**Data about app and page elements**.
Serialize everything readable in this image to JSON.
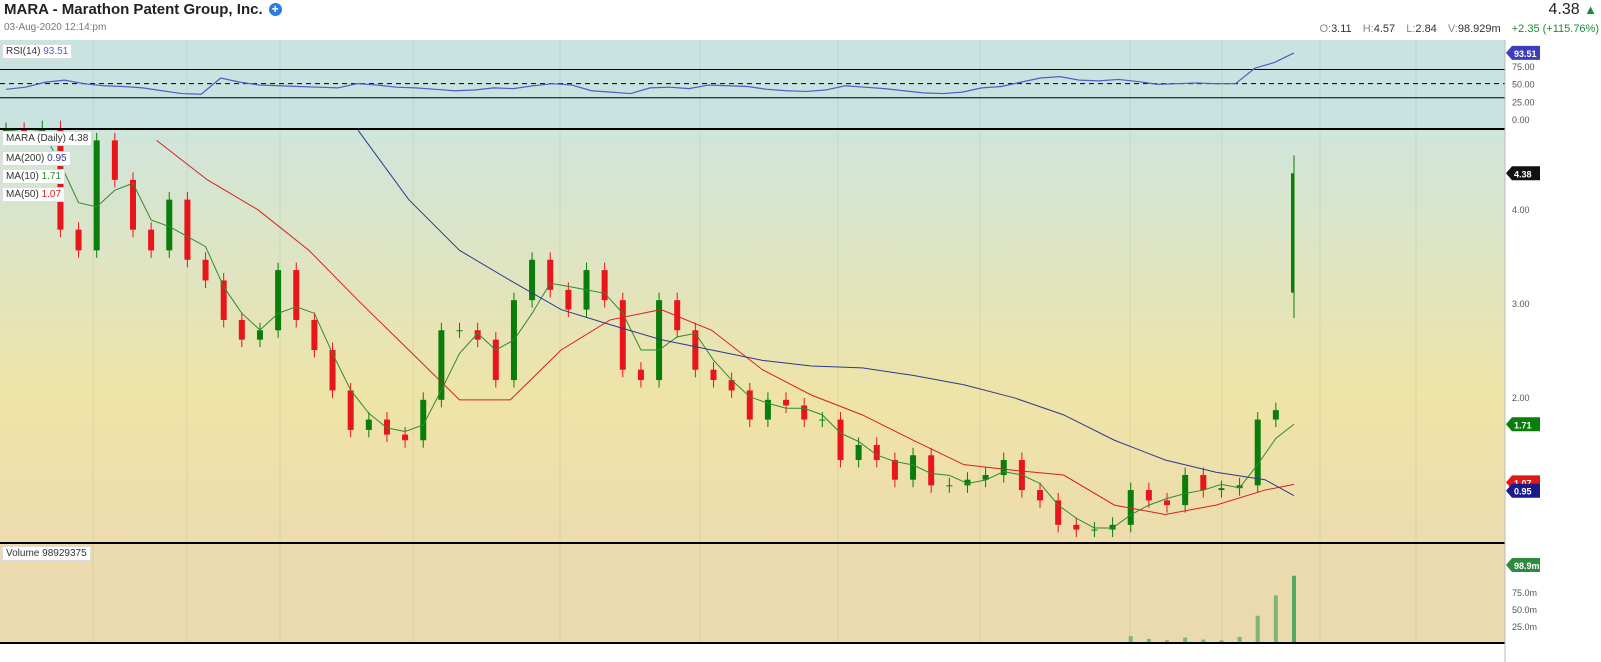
{
  "header": {
    "title": "MARA - Marathon Patent Group, Inc.",
    "date": "03-Aug-2020 12:14:pm",
    "price": "4.38",
    "up_icon": "triangle-up",
    "open": "3.11",
    "high": "4.57",
    "low": "2.84",
    "volume": "98.929m",
    "change": "+2.35 (+115.76%)",
    "labels": {
      "o": "O:",
      "h": "H:",
      "l": "L:",
      "v": "V:"
    }
  },
  "colors": {
    "up": "#0a7d0a",
    "down": "#e8151b",
    "ma200": "#2e3a8c",
    "ma50": "#d62020",
    "ma10": "#2e8b2e",
    "rsi": "#4a5fc8"
  },
  "chart_data": [
    {
      "type": "line",
      "name": "RSI(14)",
      "value_label": "93.51",
      "ylim": [
        0,
        100
      ],
      "ticks": [
        "75.00",
        "50.00",
        "25.00",
        "0.00"
      ],
      "levels": [
        70,
        50,
        30
      ],
      "values": [
        42,
        45,
        52,
        55,
        50,
        47,
        46,
        44,
        40,
        36,
        35,
        58,
        52,
        48,
        47,
        46,
        45,
        44,
        50,
        48,
        45,
        44,
        42,
        40,
        41,
        44,
        43,
        47,
        50,
        48,
        40,
        38,
        36,
        44,
        45,
        43,
        48,
        47,
        46,
        42,
        40,
        39,
        41,
        47,
        45,
        43,
        40,
        37,
        36,
        38,
        44,
        46,
        52,
        58,
        60,
        55,
        54,
        56,
        53,
        49,
        50,
        51,
        50,
        50,
        72,
        80,
        93.51
      ]
    },
    {
      "type": "candlestick",
      "title": "MARA (Daily)",
      "value_label": "4.38",
      "ylim": [
        0.47,
        4.87
      ],
      "ticks": [
        "4.00",
        "3.00",
        "2.00"
      ],
      "label_values": {
        "last": "4.38",
        "ma10": "1.71",
        "ma50": "1.07",
        "ma200": "0.95"
      },
      "closes": [
        4.84,
        4.8,
        4.86,
        3.78,
        3.56,
        4.73,
        4.31,
        3.78,
        3.56,
        4.1,
        3.46,
        3.24,
        2.82,
        2.61,
        2.71,
        3.35,
        2.82,
        2.5,
        2.07,
        1.65,
        1.76,
        1.6,
        1.54,
        1.97,
        2.71,
        2.71,
        2.61,
        2.18,
        3.03,
        3.46,
        3.14,
        2.93,
        3.35,
        3.03,
        2.29,
        2.18,
        3.03,
        2.71,
        2.29,
        2.18,
        2.07,
        1.76,
        1.97,
        1.91,
        1.76,
        1.76,
        1.33,
        1.49,
        1.33,
        1.12,
        1.38,
        1.06,
        1.06,
        1.12,
        1.17,
        1.33,
        1.01,
        0.9,
        0.64,
        0.59,
        0.59,
        0.64,
        1.01,
        0.9,
        0.85,
        1.17,
        1.01,
        1.03,
        1.06,
        1.76,
        1.86,
        4.38
      ],
      "last_candle": {
        "open": 3.11,
        "high": 4.57,
        "low": 2.84,
        "close": 4.38
      },
      "series": [
        {
          "name": "MA(200)",
          "value": "0.95",
          "points": [
            [
              19.4,
              4.84
            ],
            [
              22.2,
              4.1
            ],
            [
              25,
              3.56
            ],
            [
              27.8,
              3.24
            ],
            [
              30.6,
              2.93
            ],
            [
              33.3,
              2.77
            ],
            [
              36.1,
              2.61
            ],
            [
              38.9,
              2.5
            ],
            [
              41.7,
              2.39
            ],
            [
              44.4,
              2.33
            ],
            [
              47.2,
              2.31
            ],
            [
              50,
              2.23
            ],
            [
              52.8,
              2.13
            ],
            [
              55.6,
              1.99
            ],
            [
              58.3,
              1.81
            ],
            [
              61.1,
              1.54
            ],
            [
              63.9,
              1.33
            ],
            [
              66.7,
              1.2
            ],
            [
              69.4,
              1.12
            ],
            [
              71,
              0.95
            ]
          ]
        },
        {
          "name": "MA(50)",
          "value": "1.07",
          "points": [
            [
              8.3,
              4.73
            ],
            [
              11.1,
              4.31
            ],
            [
              13.9,
              3.99
            ],
            [
              16.7,
              3.56
            ],
            [
              19.4,
              3.03
            ],
            [
              22.2,
              2.5
            ],
            [
              25,
              1.97
            ],
            [
              27.8,
              1.97
            ],
            [
              30.6,
              2.5
            ],
            [
              33.3,
              2.82
            ],
            [
              36.1,
              2.93
            ],
            [
              38.9,
              2.71
            ],
            [
              41.7,
              2.29
            ],
            [
              44.4,
              2.02
            ],
            [
              47.2,
              1.81
            ],
            [
              50,
              1.54
            ],
            [
              52.8,
              1.28
            ],
            [
              55.6,
              1.22
            ],
            [
              58.3,
              1.17
            ],
            [
              61.1,
              0.85
            ],
            [
              63.9,
              0.75
            ],
            [
              66.7,
              0.85
            ],
            [
              69.4,
              1.01
            ],
            [
              71,
              1.07
            ]
          ]
        },
        {
          "name": "MA(10)",
          "value": "1.71"
        }
      ]
    },
    {
      "type": "bar",
      "title": "Volume",
      "value_label": "98929375",
      "axis_label": "98.9m",
      "ticks": [
        "75.0m",
        "50.0m",
        "25.0m"
      ],
      "ylim": [
        0,
        100
      ],
      "values": [
        1,
        1,
        1,
        1,
        1,
        1,
        1,
        1,
        1,
        1,
        1,
        1,
        1,
        1,
        1,
        1,
        1,
        1,
        1,
        1,
        1,
        1,
        1,
        1,
        1,
        1,
        1,
        1,
        1,
        1,
        1,
        1,
        1,
        1,
        1,
        1,
        1,
        1,
        1,
        1,
        1,
        1,
        1,
        1,
        1,
        1,
        1,
        1,
        1,
        1,
        1,
        1,
        1,
        1,
        1,
        1,
        1,
        1,
        1,
        1,
        1,
        1,
        10,
        6,
        4,
        8,
        5,
        4,
        9,
        40,
        70,
        98.9
      ]
    }
  ]
}
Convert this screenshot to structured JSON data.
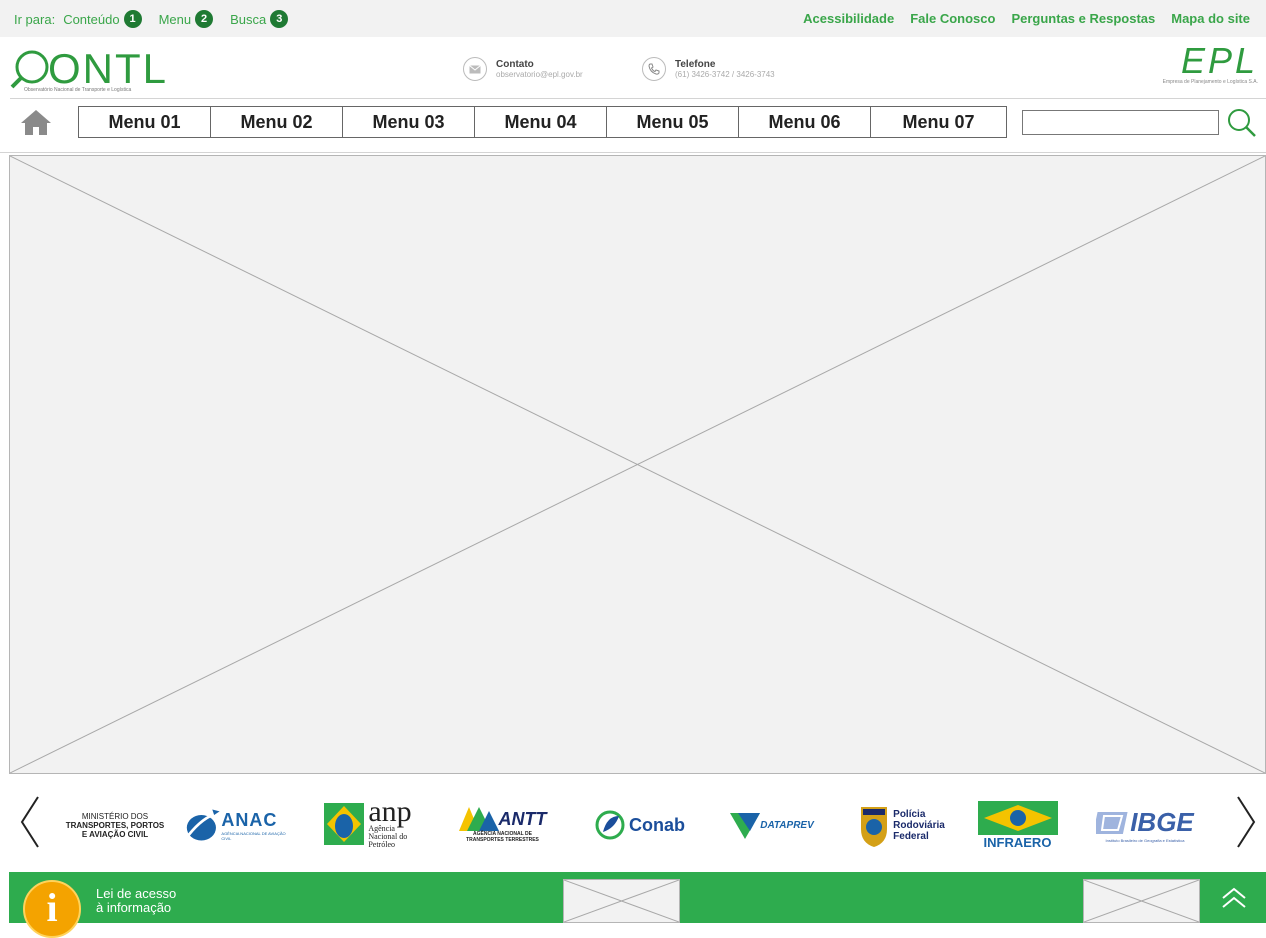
{
  "skip_bar": {
    "label": "Ir para:",
    "items": [
      {
        "label": "Conteúdo",
        "number": "1"
      },
      {
        "label": "Menu",
        "number": "2"
      },
      {
        "label": "Busca",
        "number": "3"
      }
    ]
  },
  "top_links": [
    "Acessibilidade",
    "Fale Conosco",
    "Perguntas e Respostas",
    "Mapa do site"
  ],
  "header": {
    "logo_left": {
      "text": "ONTL",
      "subtitle": "Observatório Nacional de Transporte e Logística"
    },
    "contact": {
      "title": "Contato",
      "value": "observatorio@epl.gov.br",
      "icon": "envelope-icon"
    },
    "phone": {
      "title": "Telefone",
      "value": "(61) 3426-3742 / 3426-3743",
      "icon": "phone-icon"
    },
    "logo_right": {
      "text": "EPL",
      "subtitle": "Empresa de Planejamento e Logística S.A."
    }
  },
  "nav": {
    "home_icon": "home-icon",
    "menu": [
      "Menu 01",
      "Menu 02",
      "Menu 03",
      "Menu 04",
      "Menu 05",
      "Menu 06",
      "Menu 07"
    ],
    "search": {
      "value": "",
      "icon": "search-icon"
    }
  },
  "partners": {
    "prev_icon": "chevron-left-icon",
    "next_icon": "chevron-right-icon",
    "ministerio": {
      "line1": "MINISTÉRIO DOS",
      "line2": "TRANSPORTES, PORTOS",
      "line3": "E AVIAÇÃO CIVIL"
    },
    "anac": {
      "name": "ANAC",
      "sub": "AGÊNCIA NACIONAL DE AVIAÇÃO CIVIL"
    },
    "anp": {
      "name": "anp",
      "sub1": "Agência",
      "sub2": "Nacional do",
      "sub3": "Petróleo"
    },
    "antt": {
      "name": "ANTT",
      "sub1": "AGÊNCIA NACIONAL DE",
      "sub2": "TRANSPORTES TERRESTRES"
    },
    "conab": {
      "name": "Conab"
    },
    "dataprev": {
      "name": "DATAPREV"
    },
    "prf": {
      "line1": "Polícia",
      "line2": "Rodoviária",
      "line3": "Federal"
    },
    "infraero": {
      "name": "INFRAERO"
    },
    "ibge": {
      "name": "IBGE",
      "sub": "Instituto Brasileiro de Geografia e Estatística"
    }
  },
  "footer": {
    "info_letter": "i",
    "lai_line1": "Lei de acesso",
    "lai_line2": "à informação",
    "back_to_top_icon": "double-chevron-up-icon"
  },
  "colors": {
    "accent_green": "#2eac4e",
    "link_green": "#3aa64a",
    "badge_dark_green": "#1f7a33",
    "placeholder_gray": "#f2f2f2"
  }
}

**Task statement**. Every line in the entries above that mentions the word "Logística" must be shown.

**Task answer**.
      "subtitle": "Observatório Nacional de Transporte e Logística"
      "subtitle": "Empresa de Planejamento e Logística S.A."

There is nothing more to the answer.